What to do:
Of the lines below, copy those that hold the word "Save".
[Opening Provided material section]
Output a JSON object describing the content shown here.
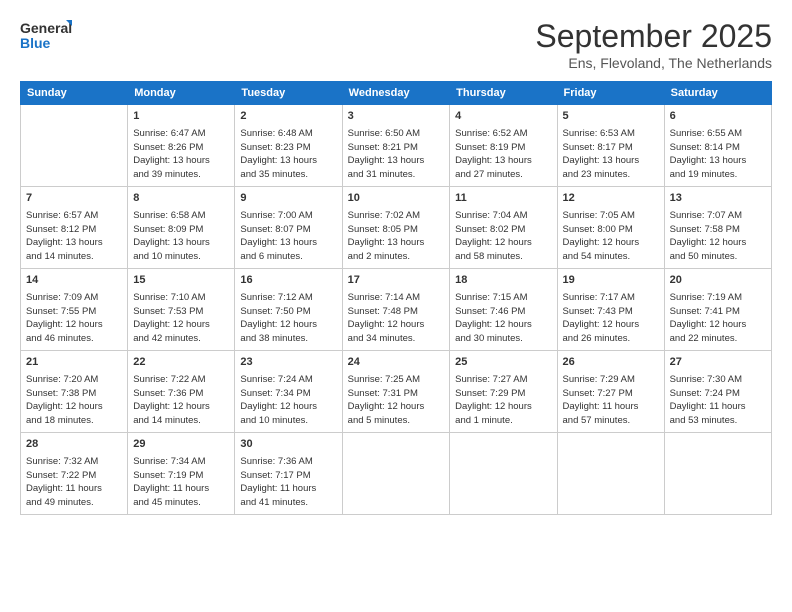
{
  "logo": {
    "line1": "General",
    "line2": "Blue"
  },
  "title": "September 2025",
  "subtitle": "Ens, Flevoland, The Netherlands",
  "days": [
    "Sunday",
    "Monday",
    "Tuesday",
    "Wednesday",
    "Thursday",
    "Friday",
    "Saturday"
  ],
  "weeks": [
    [
      {
        "date": "",
        "info": ""
      },
      {
        "date": "1",
        "info": "Sunrise: 6:47 AM\nSunset: 8:26 PM\nDaylight: 13 hours\nand 39 minutes."
      },
      {
        "date": "2",
        "info": "Sunrise: 6:48 AM\nSunset: 8:23 PM\nDaylight: 13 hours\nand 35 minutes."
      },
      {
        "date": "3",
        "info": "Sunrise: 6:50 AM\nSunset: 8:21 PM\nDaylight: 13 hours\nand 31 minutes."
      },
      {
        "date": "4",
        "info": "Sunrise: 6:52 AM\nSunset: 8:19 PM\nDaylight: 13 hours\nand 27 minutes."
      },
      {
        "date": "5",
        "info": "Sunrise: 6:53 AM\nSunset: 8:17 PM\nDaylight: 13 hours\nand 23 minutes."
      },
      {
        "date": "6",
        "info": "Sunrise: 6:55 AM\nSunset: 8:14 PM\nDaylight: 13 hours\nand 19 minutes."
      }
    ],
    [
      {
        "date": "7",
        "info": "Sunrise: 6:57 AM\nSunset: 8:12 PM\nDaylight: 13 hours\nand 14 minutes."
      },
      {
        "date": "8",
        "info": "Sunrise: 6:58 AM\nSunset: 8:09 PM\nDaylight: 13 hours\nand 10 minutes."
      },
      {
        "date": "9",
        "info": "Sunrise: 7:00 AM\nSunset: 8:07 PM\nDaylight: 13 hours\nand 6 minutes."
      },
      {
        "date": "10",
        "info": "Sunrise: 7:02 AM\nSunset: 8:05 PM\nDaylight: 13 hours\nand 2 minutes."
      },
      {
        "date": "11",
        "info": "Sunrise: 7:04 AM\nSunset: 8:02 PM\nDaylight: 12 hours\nand 58 minutes."
      },
      {
        "date": "12",
        "info": "Sunrise: 7:05 AM\nSunset: 8:00 PM\nDaylight: 12 hours\nand 54 minutes."
      },
      {
        "date": "13",
        "info": "Sunrise: 7:07 AM\nSunset: 7:58 PM\nDaylight: 12 hours\nand 50 minutes."
      }
    ],
    [
      {
        "date": "14",
        "info": "Sunrise: 7:09 AM\nSunset: 7:55 PM\nDaylight: 12 hours\nand 46 minutes."
      },
      {
        "date": "15",
        "info": "Sunrise: 7:10 AM\nSunset: 7:53 PM\nDaylight: 12 hours\nand 42 minutes."
      },
      {
        "date": "16",
        "info": "Sunrise: 7:12 AM\nSunset: 7:50 PM\nDaylight: 12 hours\nand 38 minutes."
      },
      {
        "date": "17",
        "info": "Sunrise: 7:14 AM\nSunset: 7:48 PM\nDaylight: 12 hours\nand 34 minutes."
      },
      {
        "date": "18",
        "info": "Sunrise: 7:15 AM\nSunset: 7:46 PM\nDaylight: 12 hours\nand 30 minutes."
      },
      {
        "date": "19",
        "info": "Sunrise: 7:17 AM\nSunset: 7:43 PM\nDaylight: 12 hours\nand 26 minutes."
      },
      {
        "date": "20",
        "info": "Sunrise: 7:19 AM\nSunset: 7:41 PM\nDaylight: 12 hours\nand 22 minutes."
      }
    ],
    [
      {
        "date": "21",
        "info": "Sunrise: 7:20 AM\nSunset: 7:38 PM\nDaylight: 12 hours\nand 18 minutes."
      },
      {
        "date": "22",
        "info": "Sunrise: 7:22 AM\nSunset: 7:36 PM\nDaylight: 12 hours\nand 14 minutes."
      },
      {
        "date": "23",
        "info": "Sunrise: 7:24 AM\nSunset: 7:34 PM\nDaylight: 12 hours\nand 10 minutes."
      },
      {
        "date": "24",
        "info": "Sunrise: 7:25 AM\nSunset: 7:31 PM\nDaylight: 12 hours\nand 5 minutes."
      },
      {
        "date": "25",
        "info": "Sunrise: 7:27 AM\nSunset: 7:29 PM\nDaylight: 12 hours\nand 1 minute."
      },
      {
        "date": "26",
        "info": "Sunrise: 7:29 AM\nSunset: 7:27 PM\nDaylight: 11 hours\nand 57 minutes."
      },
      {
        "date": "27",
        "info": "Sunrise: 7:30 AM\nSunset: 7:24 PM\nDaylight: 11 hours\nand 53 minutes."
      }
    ],
    [
      {
        "date": "28",
        "info": "Sunrise: 7:32 AM\nSunset: 7:22 PM\nDaylight: 11 hours\nand 49 minutes."
      },
      {
        "date": "29",
        "info": "Sunrise: 7:34 AM\nSunset: 7:19 PM\nDaylight: 11 hours\nand 45 minutes."
      },
      {
        "date": "30",
        "info": "Sunrise: 7:36 AM\nSunset: 7:17 PM\nDaylight: 11 hours\nand 41 minutes."
      },
      {
        "date": "",
        "info": ""
      },
      {
        "date": "",
        "info": ""
      },
      {
        "date": "",
        "info": ""
      },
      {
        "date": "",
        "info": ""
      }
    ]
  ]
}
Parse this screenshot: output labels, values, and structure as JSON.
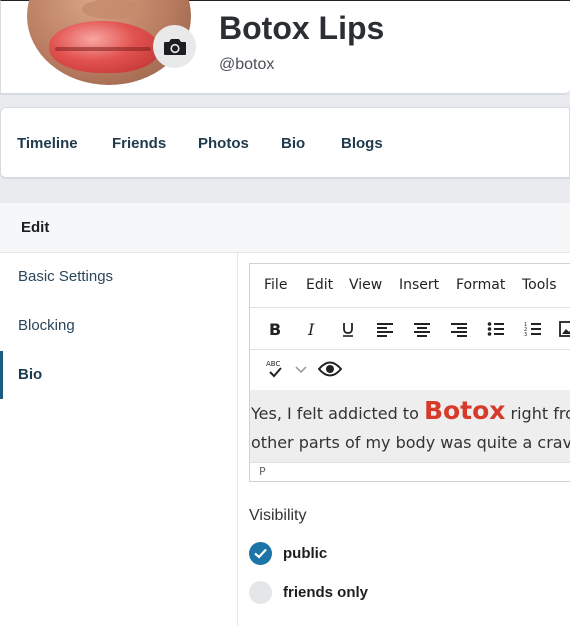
{
  "profile": {
    "name": "Botox Lips",
    "handle": "@botox"
  },
  "tabs": [
    "Timeline",
    "Friends",
    "Photos",
    "Bio",
    "Blogs"
  ],
  "panel": {
    "title": "Edit",
    "side_nav": [
      "Basic Settings",
      "Blocking",
      "Bio"
    ],
    "active_item": "Bio"
  },
  "editor": {
    "menu": [
      "File",
      "Edit",
      "View",
      "Insert",
      "Format",
      "Tools"
    ],
    "toolbar_icons": [
      "bold-icon",
      "italic-icon",
      "underline-icon",
      "align-left-icon",
      "align-center-icon",
      "align-right-icon",
      "bullet-list-icon",
      "numbered-list-icon",
      "image-icon"
    ],
    "toolbar2_icons": [
      "spellcheck-icon",
      "chevron-down-icon",
      "preview-eye-icon"
    ],
    "content": {
      "line1_start": "Yes, I felt addicted to ",
      "line1_highlight": "Botox",
      "line1_end": " right from the start",
      "line2": "other parts of my body was quite a craving"
    },
    "status_path": "P",
    "highlight_color": "#d63a2a"
  },
  "visibility": {
    "label": "Visibility",
    "options": [
      {
        "label": "public",
        "checked": true
      },
      {
        "label": "friends only",
        "checked": false
      }
    ],
    "accent_color": "#1d74a6"
  }
}
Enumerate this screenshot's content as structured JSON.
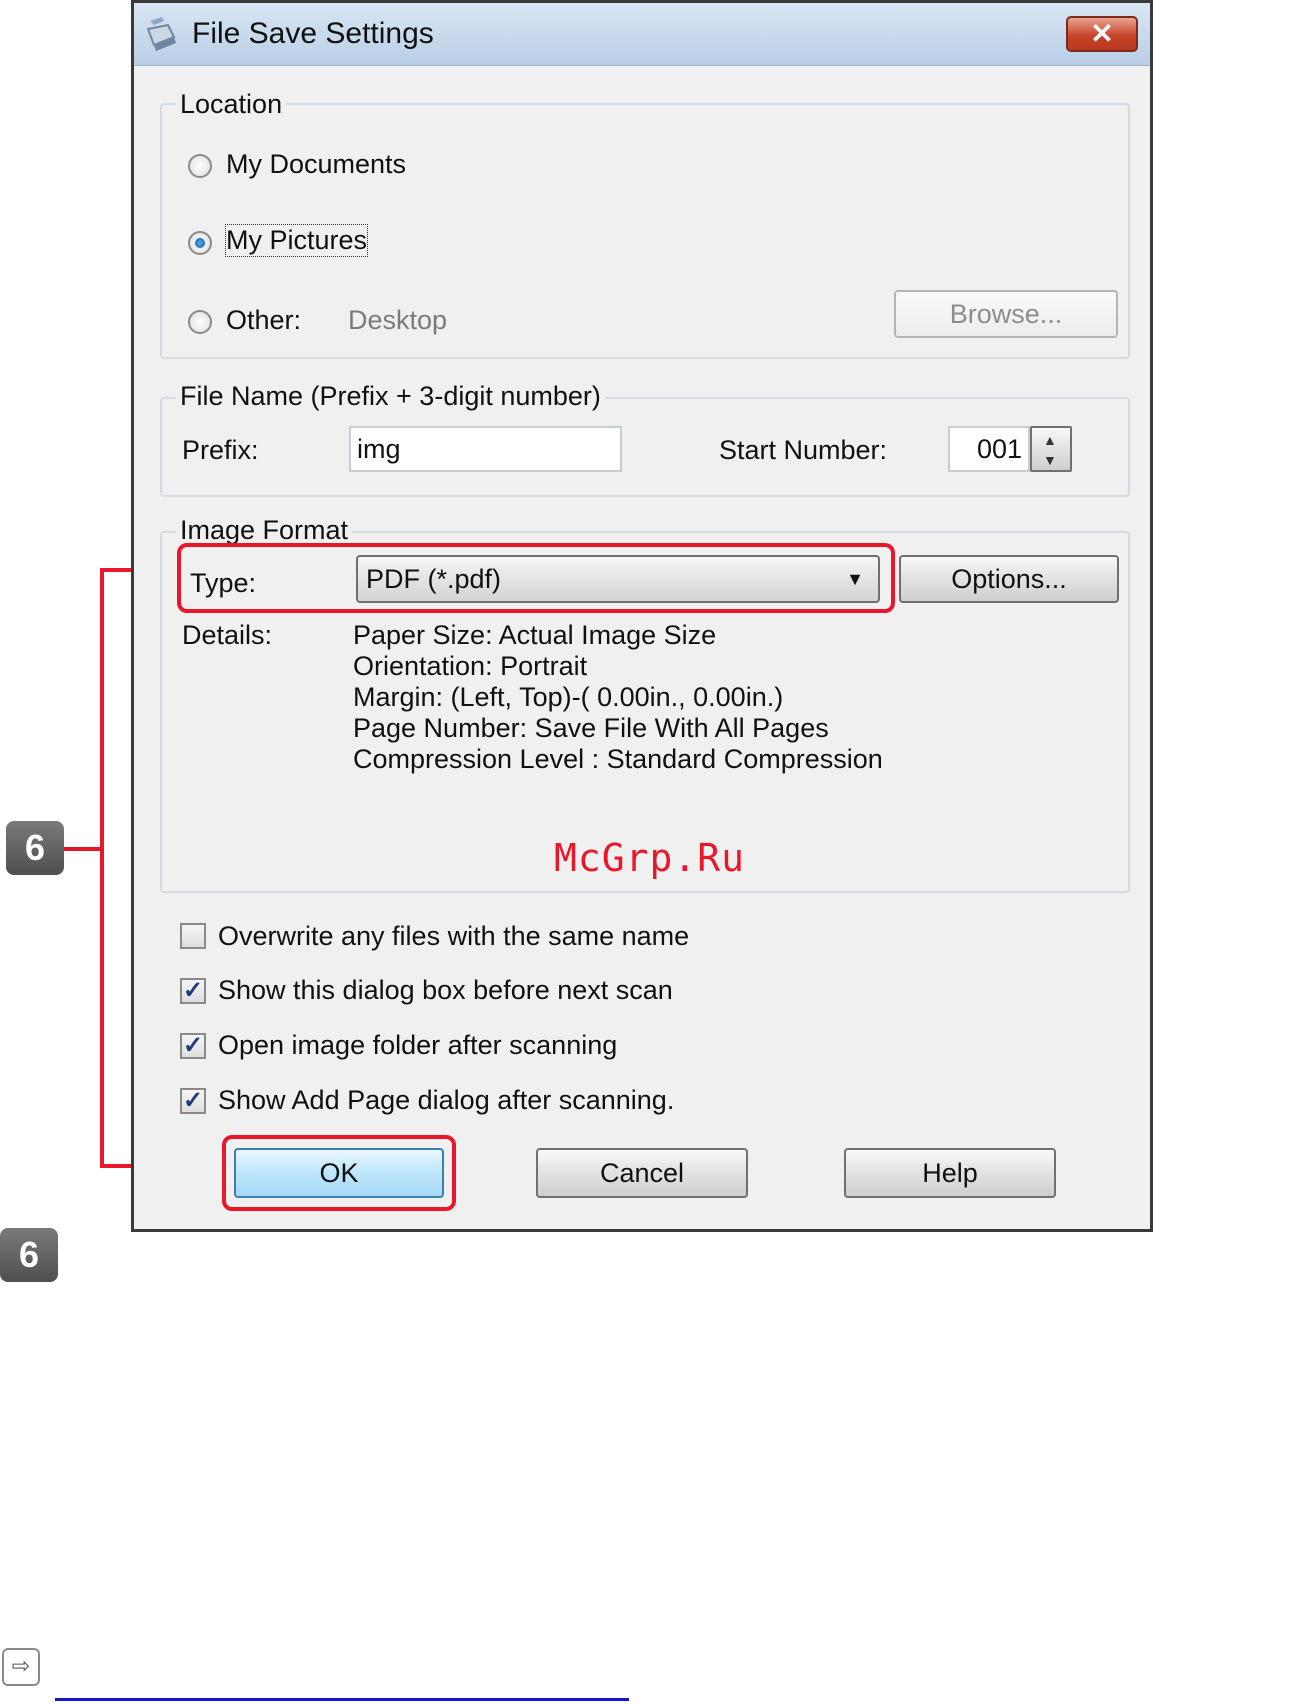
{
  "window": {
    "title": "File Save Settings",
    "close_label": "✕"
  },
  "location": {
    "legend": "Location",
    "options": [
      {
        "label": "My Documents",
        "checked": false
      },
      {
        "label": "My Pictures",
        "checked": true
      },
      {
        "label": "Other:",
        "checked": false
      }
    ],
    "other_value": "Desktop",
    "browse_label": "Browse..."
  },
  "file_name": {
    "legend": "File Name (Prefix + 3-digit number)",
    "prefix_label": "Prefix:",
    "prefix_value": "img",
    "start_number_label": "Start Number:",
    "start_number_value": "001"
  },
  "image_format": {
    "legend": "Image Format",
    "type_label": "Type:",
    "type_value": "PDF (*.pdf)",
    "options_label": "Options...",
    "details_label": "Details:",
    "details": [
      "Paper Size: Actual Image Size",
      "Orientation: Portrait",
      "Margin: (Left, Top)-( 0.00in., 0.00in.)",
      "Page Number: Save File With All Pages",
      "Compression Level : Standard Compression"
    ]
  },
  "checkboxes": [
    {
      "label": "Overwrite any files with the same name",
      "checked": false
    },
    {
      "label": "Show this dialog box before next scan",
      "checked": true
    },
    {
      "label": "Open image folder after scanning",
      "checked": true
    },
    {
      "label": "Show Add Page dialog after scanning.",
      "checked": true
    }
  ],
  "buttons": {
    "ok": "OK",
    "cancel": "Cancel",
    "help": "Help"
  },
  "callouts": {
    "badge_top": "6",
    "badge_bottom": "6"
  },
  "watermark": "McGrp.Ru",
  "colors": {
    "highlight": "#e8172a",
    "badge": "#5f5f5f"
  }
}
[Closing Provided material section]
Task response:
    "title": "File Save Settings",
      "Page Number: Save File With All Pages",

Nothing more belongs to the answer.